►

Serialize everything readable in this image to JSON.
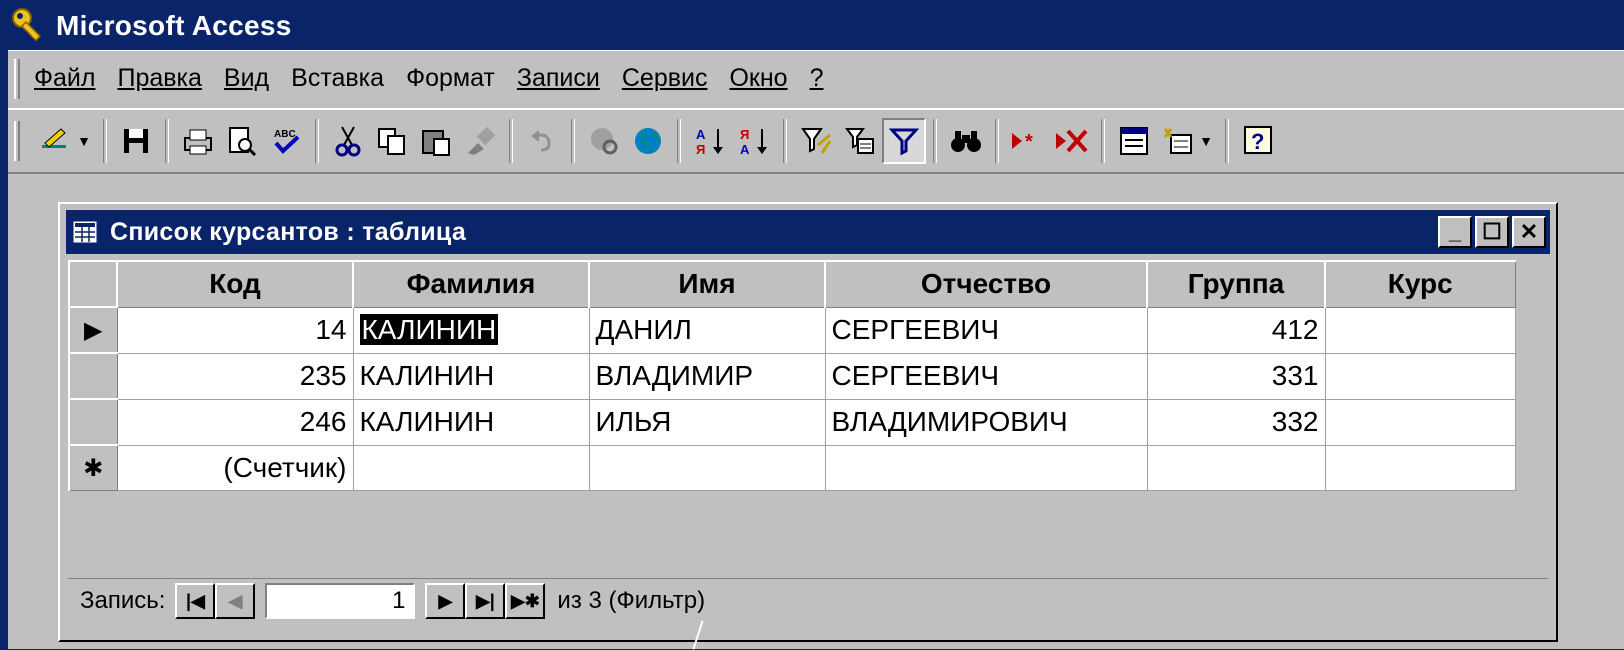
{
  "app": {
    "title": "Microsoft Access",
    "icon": "key-icon"
  },
  "menu": [
    {
      "label": "Файл"
    },
    {
      "label": "Правка"
    },
    {
      "label": "Вид"
    },
    {
      "label": "Вставка"
    },
    {
      "label": "Формат"
    },
    {
      "label": "Записи"
    },
    {
      "label": "Сервис"
    },
    {
      "label": "Окно"
    },
    {
      "label": "?"
    }
  ],
  "toolbar": {
    "icons": [
      "design-view-icon",
      "save-icon",
      "print-icon",
      "print-preview-icon",
      "spelling-icon",
      "cut-icon",
      "copy-icon",
      "paste-icon",
      "format-painter-icon",
      "undo-icon",
      "hyperlink-icon",
      "web-toolbar-icon",
      "sort-ascending-icon",
      "sort-descending-icon",
      "filter-by-selection-icon",
      "filter-by-form-icon",
      "apply-filter-icon",
      "find-icon",
      "new-record-icon",
      "delete-record-icon",
      "properties-icon",
      "new-object-icon",
      "help-icon"
    ]
  },
  "table_window": {
    "title": "Список курсантов : таблица",
    "columns": [
      "Код",
      "Фамилия",
      "Имя",
      "Отчество",
      "Группа",
      "Курс"
    ],
    "rows": [
      {
        "selector": "▶",
        "code": "14",
        "surname": "КАЛИНИН",
        "name": "ДАНИЛ",
        "patronymic": "СЕРГЕЕВИЧ",
        "group": "412",
        "course": ""
      },
      {
        "selector": "",
        "code": "235",
        "surname": "КАЛИНИН",
        "name": "ВЛАДИМИР",
        "patronymic": "СЕРГЕЕВИЧ",
        "group": "331",
        "course": ""
      },
      {
        "selector": "",
        "code": "246",
        "surname": "КАЛИНИН",
        "name": "ИЛЬЯ",
        "patronymic": "ВЛАДИМИРОВИЧ",
        "group": "332",
        "course": ""
      }
    ],
    "new_row": {
      "selector": "✱",
      "code": "(Счетчик)"
    }
  },
  "navigation": {
    "label": "Запись:",
    "current": "1",
    "total_text": "из  3 (Фильтр)"
  },
  "colors": {
    "title_bar": "#0a246a",
    "chrome": "#c0c0c0"
  }
}
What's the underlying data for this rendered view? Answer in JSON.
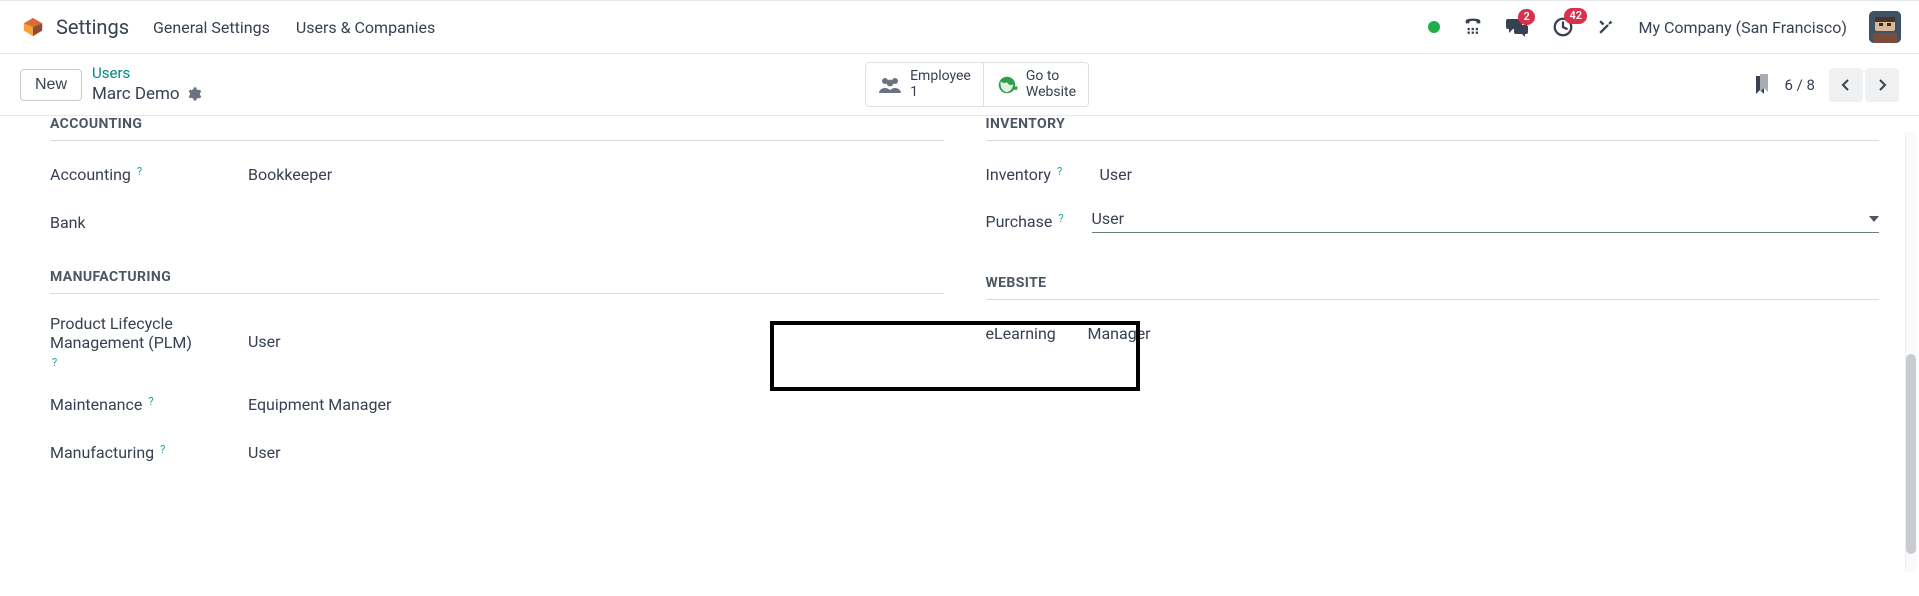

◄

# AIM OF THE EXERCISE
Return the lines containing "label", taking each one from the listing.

# THE COMPLETED TASK
      "label": "Файл"
      "label": "Правка"
      "label": "Вид"
      "label": "Вставка"
      "label": "Формат"
      "label": "Записи"
      "label": "Сервис"
      "label": "Окно"
      "label": "?"
    "label": "Запись:",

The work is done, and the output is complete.